That was when Mr. Feigner was 59 years old.
He often appeared on television and once knocked a cigar out of Johnny Carson's mouth with a pitch -- while wearing a blindfold. Yet Mr. Feigner had the misfortune to be supremely talented at a sport, men's fast-pitch fastball, that has all but disappeared. Sports Illustrated once called him "the most underrated athlete of his time."
"I'm a pipsqueak because I'm caught in a nothing game," Mr. Feigner said in 1972. "It's like being a world-champion noseblower."
Nevertheless, he persevered through the years, driving from one small town to the next, leaving a trail of pleased fans and baffled hitters behind. During the 1981 Major League Baseball strike, before 16,000 fans at the Silverdome in Pontiac, Mich., Mr. Feigner and his Court beat a nine-man team that included several major league players. He was 56 at the time.
Former major leaguer Jim Northrup said "no man alive" could hit him. "He just blew it by everybody."
Mr. Feigner was born in Walla Walla, Wash., on March 26, 1925, and was adopted at birth. His name as a child was Myrle Vernon King and, when he began his career, he adopted his mother's maiden name and a friend's first name.
He was thrown out of school in his teens and joined the Marine Corps during World War II but was discharged after a nervous breakdown. The one thing he could do well was throw.
"I was an orphan," he told the Fort Worth Star-Telegram in 1997. "I know the hurt and rejection that comes when you don't know who your folks were. I spent a lot of time by myself. I threw a ball against a wall to play pitch and went down to the creek and skipped thousands of stones. All that gave me a strong arm."
He was pitching on adult softball teams by the time he was 9. In 1946, after beating an Oregon team 33-0, he responded to a taunt by saying, "I would play you with only my catcher."
His opponents took up the challenge, allowing Mr. Feigner to add a shortstop and first baseman. After practicing against inmates at the Washington State Penitentiary, Mr. Feigner and his four-man team had their rematch. He pitched a perfect game, striking out 19 of 21 batters.
In 1950, he dubbed his traveling team The King and His Court, and they became the Harlem Globetrotters of softball, complete with gaudy red-white-and-blue uniforms. Mr. Feigner, who always wore a flattop haircut, often arrived at the pitcher's mound in a red Cadillac convertible. His son, Eddie Jr., played alongside him for 25 years.

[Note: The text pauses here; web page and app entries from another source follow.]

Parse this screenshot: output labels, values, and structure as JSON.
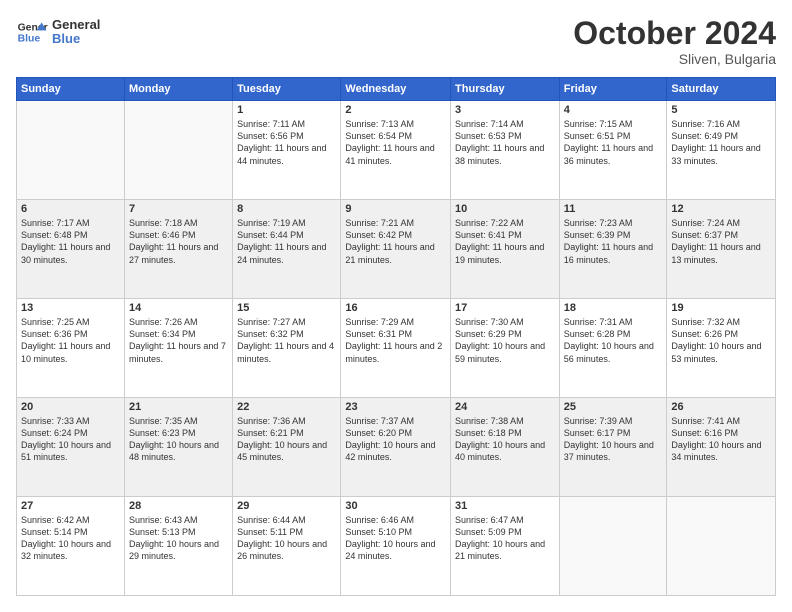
{
  "header": {
    "logo_line1": "General",
    "logo_line2": "Blue",
    "month_title": "October 2024",
    "location": "Sliven, Bulgaria"
  },
  "days_of_week": [
    "Sunday",
    "Monday",
    "Tuesday",
    "Wednesday",
    "Thursday",
    "Friday",
    "Saturday"
  ],
  "weeks": [
    [
      {
        "day": "",
        "sunrise": "",
        "sunset": "",
        "daylight": ""
      },
      {
        "day": "",
        "sunrise": "",
        "sunset": "",
        "daylight": ""
      },
      {
        "day": "1",
        "sunrise": "Sunrise: 7:11 AM",
        "sunset": "Sunset: 6:56 PM",
        "daylight": "Daylight: 11 hours and 44 minutes."
      },
      {
        "day": "2",
        "sunrise": "Sunrise: 7:13 AM",
        "sunset": "Sunset: 6:54 PM",
        "daylight": "Daylight: 11 hours and 41 minutes."
      },
      {
        "day": "3",
        "sunrise": "Sunrise: 7:14 AM",
        "sunset": "Sunset: 6:53 PM",
        "daylight": "Daylight: 11 hours and 38 minutes."
      },
      {
        "day": "4",
        "sunrise": "Sunrise: 7:15 AM",
        "sunset": "Sunset: 6:51 PM",
        "daylight": "Daylight: 11 hours and 36 minutes."
      },
      {
        "day": "5",
        "sunrise": "Sunrise: 7:16 AM",
        "sunset": "Sunset: 6:49 PM",
        "daylight": "Daylight: 11 hours and 33 minutes."
      }
    ],
    [
      {
        "day": "6",
        "sunrise": "Sunrise: 7:17 AM",
        "sunset": "Sunset: 6:48 PM",
        "daylight": "Daylight: 11 hours and 30 minutes."
      },
      {
        "day": "7",
        "sunrise": "Sunrise: 7:18 AM",
        "sunset": "Sunset: 6:46 PM",
        "daylight": "Daylight: 11 hours and 27 minutes."
      },
      {
        "day": "8",
        "sunrise": "Sunrise: 7:19 AM",
        "sunset": "Sunset: 6:44 PM",
        "daylight": "Daylight: 11 hours and 24 minutes."
      },
      {
        "day": "9",
        "sunrise": "Sunrise: 7:21 AM",
        "sunset": "Sunset: 6:42 PM",
        "daylight": "Daylight: 11 hours and 21 minutes."
      },
      {
        "day": "10",
        "sunrise": "Sunrise: 7:22 AM",
        "sunset": "Sunset: 6:41 PM",
        "daylight": "Daylight: 11 hours and 19 minutes."
      },
      {
        "day": "11",
        "sunrise": "Sunrise: 7:23 AM",
        "sunset": "Sunset: 6:39 PM",
        "daylight": "Daylight: 11 hours and 16 minutes."
      },
      {
        "day": "12",
        "sunrise": "Sunrise: 7:24 AM",
        "sunset": "Sunset: 6:37 PM",
        "daylight": "Daylight: 11 hours and 13 minutes."
      }
    ],
    [
      {
        "day": "13",
        "sunrise": "Sunrise: 7:25 AM",
        "sunset": "Sunset: 6:36 PM",
        "daylight": "Daylight: 11 hours and 10 minutes."
      },
      {
        "day": "14",
        "sunrise": "Sunrise: 7:26 AM",
        "sunset": "Sunset: 6:34 PM",
        "daylight": "Daylight: 11 hours and 7 minutes."
      },
      {
        "day": "15",
        "sunrise": "Sunrise: 7:27 AM",
        "sunset": "Sunset: 6:32 PM",
        "daylight": "Daylight: 11 hours and 4 minutes."
      },
      {
        "day": "16",
        "sunrise": "Sunrise: 7:29 AM",
        "sunset": "Sunset: 6:31 PM",
        "daylight": "Daylight: 11 hours and 2 minutes."
      },
      {
        "day": "17",
        "sunrise": "Sunrise: 7:30 AM",
        "sunset": "Sunset: 6:29 PM",
        "daylight": "Daylight: 10 hours and 59 minutes."
      },
      {
        "day": "18",
        "sunrise": "Sunrise: 7:31 AM",
        "sunset": "Sunset: 6:28 PM",
        "daylight": "Daylight: 10 hours and 56 minutes."
      },
      {
        "day": "19",
        "sunrise": "Sunrise: 7:32 AM",
        "sunset": "Sunset: 6:26 PM",
        "daylight": "Daylight: 10 hours and 53 minutes."
      }
    ],
    [
      {
        "day": "20",
        "sunrise": "Sunrise: 7:33 AM",
        "sunset": "Sunset: 6:24 PM",
        "daylight": "Daylight: 10 hours and 51 minutes."
      },
      {
        "day": "21",
        "sunrise": "Sunrise: 7:35 AM",
        "sunset": "Sunset: 6:23 PM",
        "daylight": "Daylight: 10 hours and 48 minutes."
      },
      {
        "day": "22",
        "sunrise": "Sunrise: 7:36 AM",
        "sunset": "Sunset: 6:21 PM",
        "daylight": "Daylight: 10 hours and 45 minutes."
      },
      {
        "day": "23",
        "sunrise": "Sunrise: 7:37 AM",
        "sunset": "Sunset: 6:20 PM",
        "daylight": "Daylight: 10 hours and 42 minutes."
      },
      {
        "day": "24",
        "sunrise": "Sunrise: 7:38 AM",
        "sunset": "Sunset: 6:18 PM",
        "daylight": "Daylight: 10 hours and 40 minutes."
      },
      {
        "day": "25",
        "sunrise": "Sunrise: 7:39 AM",
        "sunset": "Sunset: 6:17 PM",
        "daylight": "Daylight: 10 hours and 37 minutes."
      },
      {
        "day": "26",
        "sunrise": "Sunrise: 7:41 AM",
        "sunset": "Sunset: 6:16 PM",
        "daylight": "Daylight: 10 hours and 34 minutes."
      }
    ],
    [
      {
        "day": "27",
        "sunrise": "Sunrise: 6:42 AM",
        "sunset": "Sunset: 5:14 PM",
        "daylight": "Daylight: 10 hours and 32 minutes."
      },
      {
        "day": "28",
        "sunrise": "Sunrise: 6:43 AM",
        "sunset": "Sunset: 5:13 PM",
        "daylight": "Daylight: 10 hours and 29 minutes."
      },
      {
        "day": "29",
        "sunrise": "Sunrise: 6:44 AM",
        "sunset": "Sunset: 5:11 PM",
        "daylight": "Daylight: 10 hours and 26 minutes."
      },
      {
        "day": "30",
        "sunrise": "Sunrise: 6:46 AM",
        "sunset": "Sunset: 5:10 PM",
        "daylight": "Daylight: 10 hours and 24 minutes."
      },
      {
        "day": "31",
        "sunrise": "Sunrise: 6:47 AM",
        "sunset": "Sunset: 5:09 PM",
        "daylight": "Daylight: 10 hours and 21 minutes."
      },
      {
        "day": "",
        "sunrise": "",
        "sunset": "",
        "daylight": ""
      },
      {
        "day": "",
        "sunrise": "",
        "sunset": "",
        "daylight": ""
      }
    ]
  ]
}
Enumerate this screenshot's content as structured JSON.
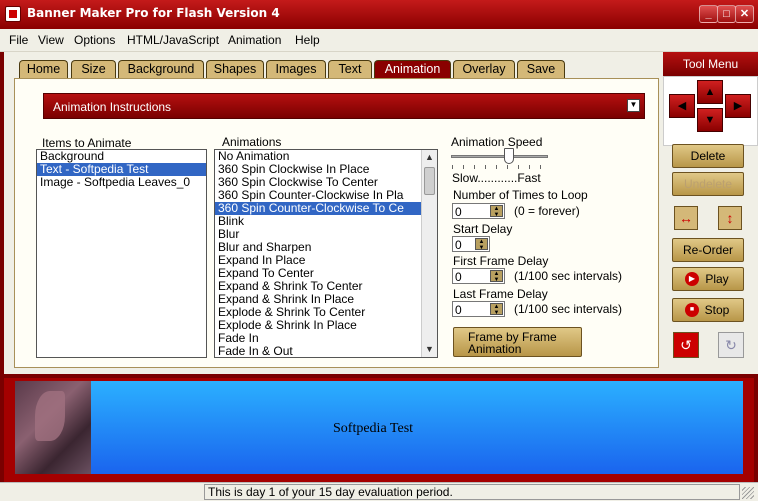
{
  "window": {
    "title": "Banner Maker Pro for Flash Version 4"
  },
  "menu": [
    "File",
    "View",
    "Options",
    "HTML/JavaScript",
    "Animation",
    "Help"
  ],
  "tabs": [
    "Home",
    "Size",
    "Background",
    "Shapes",
    "Images",
    "Text",
    "Animation",
    "Overlay",
    "Save"
  ],
  "active_tab": "Animation",
  "instructions_bar": {
    "label": "Animation Instructions"
  },
  "items_panel": {
    "label": "Items to Animate",
    "items": [
      "Background",
      "Text - Softpedia Test",
      "Image - Softpedia Leaves_0"
    ],
    "selected": "Text - Softpedia Test"
  },
  "animations_panel": {
    "label": "Animations",
    "items": [
      "No Animation",
      "360 Spin Clockwise In Place",
      "360 Spin Clockwise To Center",
      "360 Spin Counter-Clockwise In Pla",
      "360 Spin Counter-Clockwise To Ce",
      "Blink",
      "Blur",
      "Blur and Sharpen",
      "Expand In Place",
      "Expand To Center",
      "Expand & Shrink To Center",
      "Expand & Shrink In Place",
      "Explode & Shrink To Center",
      "Explode & Shrink In Place",
      "Fade In",
      "Fade In & Out"
    ],
    "selected": "360 Spin Counter-Clockwise To Ce"
  },
  "speed": {
    "label": "Animation Speed",
    "slow_fast": "Slow............Fast",
    "value_fraction": 0.6
  },
  "loop": {
    "label": "Number of Times to Loop",
    "value": "0",
    "note": "(0 = forever)"
  },
  "start_delay": {
    "label": "Start Delay",
    "value": "0"
  },
  "first_frame_delay": {
    "label": "First Frame Delay",
    "value": "0",
    "note": "(1/100 sec intervals)"
  },
  "last_frame_delay": {
    "label": "Last Frame Delay",
    "value": "0",
    "note": "(1/100 sec intervals)"
  },
  "frame_button": {
    "line1": "Frame by Frame",
    "line2": "Animation"
  },
  "tool_menu": {
    "title": "Tool Menu",
    "delete": "Delete",
    "undelete": "Undelete",
    "reorder": "Re-Order",
    "play": "Play",
    "stop": "Stop"
  },
  "banner": {
    "text": "Softpedia Test"
  },
  "status": {
    "message": "This is day 1 of your 15 day evaluation period."
  },
  "colors": {
    "accent": "#8a0000",
    "gold": "#d4b878",
    "selection": "#3166c4"
  }
}
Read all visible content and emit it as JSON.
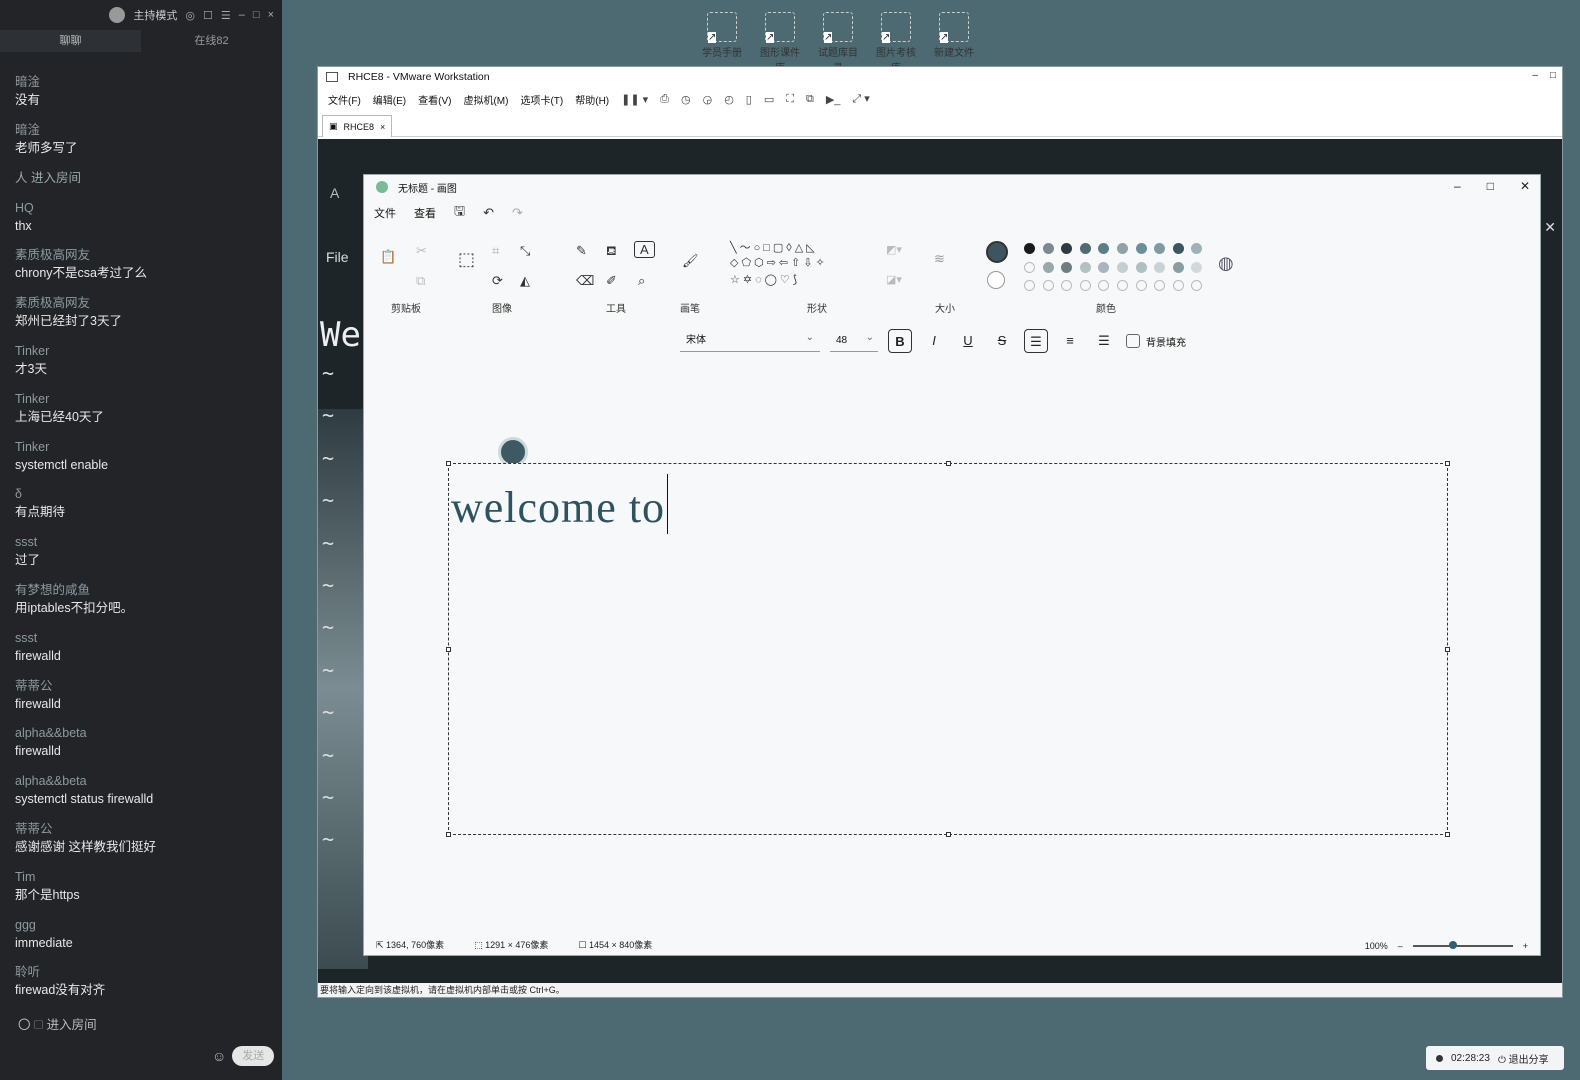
{
  "chat": {
    "header": {
      "mode": "主持模式"
    },
    "tabs": [
      "聊聊",
      "在线82"
    ],
    "messages": [
      {
        "nick": "暗淦",
        "text": "没有"
      },
      {
        "nick": "暗淦",
        "text": "老师多写了"
      },
      {
        "system": "人 进入房间"
      },
      {
        "nick": "HQ",
        "text": "thx"
      },
      {
        "nick": "素质极高网友",
        "text": "chrony不是csa考过了么"
      },
      {
        "nick": "素质极高网友",
        "text": "郑州已经封了3天了"
      },
      {
        "nick": "Tinker",
        "text": "才3天"
      },
      {
        "nick": "Tinker",
        "text": "上海已经40天了"
      },
      {
        "nick": "Tinker",
        "text": "systemctl enable"
      },
      {
        "nick": "δ",
        "text": "有点期待"
      },
      {
        "nick": "ssst",
        "text": "过了"
      },
      {
        "nick": "有梦想的咸鱼",
        "text": "用iptables不扣分吧。"
      },
      {
        "nick": "ssst",
        "text": "firewalld"
      },
      {
        "nick": "蒂蒂公",
        "text": "firewalld"
      },
      {
        "nick": "alpha&&beta",
        "text": "firewalld"
      },
      {
        "nick": "alpha&&beta",
        "text": "systemctl status firewalld"
      },
      {
        "nick": "蒂蒂公",
        "text": "感谢感谢  这样教我们挺好"
      },
      {
        "nick": "Tim",
        "text": "那个是https"
      },
      {
        "nick": "ggg",
        "text": "immediate"
      },
      {
        "nick": "聆听",
        "text": "firewad没有对齐"
      }
    ],
    "bottom_system": "〇 🗆 进入房间",
    "send_label": "发送"
  },
  "desktop_shortcuts": [
    "学员手册",
    "图形课件库",
    "试题库目录",
    "图片考核库",
    "新建文件"
  ],
  "vmware": {
    "title": "RHCE8 - VMware Workstation",
    "menu": [
      "文件(F)",
      "编辑(E)",
      "查看(V)",
      "虚拟机(M)",
      "选项卡(T)",
      "帮助(H)"
    ],
    "tab": "RHCE8",
    "guest": {
      "file_menu": "File",
      "heading_fragment": "We",
      "activities_fragment": "A",
      "tilde": "~"
    },
    "status": "要将输入定向到该虚拟机，请在虚拟机内部单击或按 Ctrl+G。"
  },
  "paint": {
    "title": "无标题 - 画图",
    "menu": [
      "文件",
      "查看"
    ],
    "groups": [
      "剪贴板",
      "图像",
      "工具",
      "画笔",
      "形状",
      "大小",
      "颜色"
    ],
    "font_name": "宋体",
    "font_size": "48",
    "bg_fill_label": "背景填充",
    "canvas_text": "welcome to",
    "status": {
      "cursor": "1364, 760像素",
      "selection": "1291 × 476像素",
      "canvas": "1454 × 840像素",
      "zoom": "100%"
    },
    "zoom_fraction": 0.4,
    "colors": {
      "row1": [
        "#1a1a1a",
        "#7a8a90",
        "#2d3a40",
        "#4f6a74",
        "#5e7d88",
        "#8ea2a8",
        "#6f8f98",
        "#7f9aa2",
        "#3d5560",
        "#9fb2b7"
      ],
      "row2": [
        "empty",
        "#9aa8ac",
        "#6f7d82",
        "#b3c0c4",
        "#a7b6bb",
        "#c3cfd2",
        "#b0bfc3",
        "#c9d3d6",
        "#8c9da2",
        "#d1d9dc"
      ],
      "row3": [
        "empty",
        "empty",
        "empty",
        "empty",
        "empty",
        "empty",
        "empty",
        "empty",
        "empty",
        "empty"
      ],
      "primary": "#3d5560"
    }
  },
  "share": {
    "time": "02:28:23",
    "exit_label": "退出分享"
  }
}
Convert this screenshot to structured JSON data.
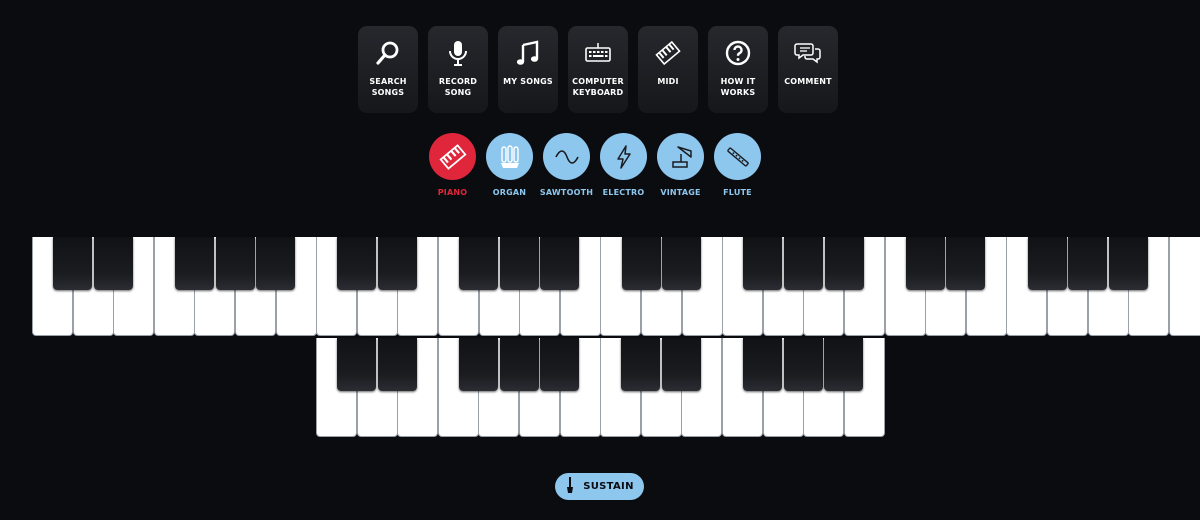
{
  "menu": [
    {
      "name": "search-songs-button",
      "icon": "search-icon",
      "label": "SEARCH\nSONGS"
    },
    {
      "name": "record-song-button",
      "icon": "microphone-icon",
      "label": "RECORD\nSONG"
    },
    {
      "name": "my-songs-button",
      "icon": "music-note-icon",
      "label": "MY SONGS"
    },
    {
      "name": "computer-keyboard-button",
      "icon": "keyboard-icon",
      "label": "COMPUTER\nKEYBOARD"
    },
    {
      "name": "midi-button",
      "icon": "midi-keyboard-icon",
      "label": "MIDI"
    },
    {
      "name": "how-it-works-button",
      "icon": "question-icon",
      "label": "HOW IT\nWORKS"
    },
    {
      "name": "comment-button",
      "icon": "comment-icon",
      "label": "COMMENT"
    }
  ],
  "instruments": [
    {
      "name": "instrument-piano",
      "icon": "piano-icon",
      "label": "PIANO",
      "active": true
    },
    {
      "name": "instrument-organ",
      "icon": "organ-icon",
      "label": "ORGAN",
      "active": false
    },
    {
      "name": "instrument-sawtooth",
      "icon": "wave-icon",
      "label": "SAWTOOTH",
      "active": false
    },
    {
      "name": "instrument-electro",
      "icon": "lightning-icon",
      "label": "ELECTRO",
      "active": false
    },
    {
      "name": "instrument-vintage",
      "icon": "gramophone-icon",
      "label": "VINTAGE",
      "active": false
    },
    {
      "name": "instrument-flute",
      "icon": "flute-icon",
      "label": "FLUTE",
      "active": false
    }
  ],
  "keyboard": {
    "top_row_octaves": 4,
    "extra_top_white_key": true,
    "bottom_row_octaves": 2,
    "white_key_color": "#ffffff",
    "black_key_color": "#16171b"
  },
  "sustain": {
    "icon": "pedal-icon",
    "label": "SUSTAIN"
  },
  "colors": {
    "background": "#0b0c10",
    "accent_blue": "#8ec7ee",
    "accent_red": "#e0263b",
    "menu_button": "#1f2125"
  }
}
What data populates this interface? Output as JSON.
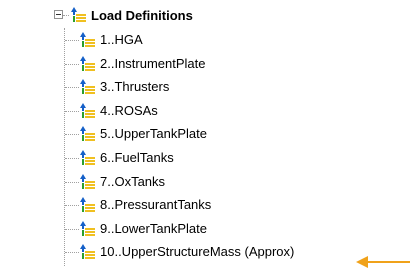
{
  "tree": {
    "root": {
      "label": "Load Definitions",
      "expanded": true,
      "icon": "load-definition-icon"
    },
    "items": [
      {
        "label": "1..HGA"
      },
      {
        "label": "2..InstrumentPlate"
      },
      {
        "label": "3..Thrusters"
      },
      {
        "label": "4..ROSAs"
      },
      {
        "label": "5..UpperTankPlate"
      },
      {
        "label": "6..FuelTanks"
      },
      {
        "label": "7..OxTanks"
      },
      {
        "label": "8..PressurantTanks"
      },
      {
        "label": "9..LowerTankPlate"
      },
      {
        "label": "10..UpperStructureMass (Approx)"
      }
    ],
    "item_icon": "load-definition-icon"
  },
  "annotation": {
    "arrow_icon": "left-arrow-icon",
    "color": "#f0a21a"
  },
  "colors": {
    "icon_blue": "#1560c8",
    "icon_yellow": "#f0c020",
    "icon_green": "#2ca02c"
  }
}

At his peak in the 1960s, Mr. Feigner made $100,000 a month.
"I've made more money at this than any other ballplayer at any other sport," he told The Washington Post in 1976.
In 2000, Mr. Feigner threw out the first pitch before the women's softball competition at the Olympic Games in Sydney. A day later, he had a stroke and would never pitch again.
Besides his son, survivors include his fourth wife, Anne Marie Feigner, who played first base for The King and His Court; three daughters; nine grandchildren; and four great-grandchildren.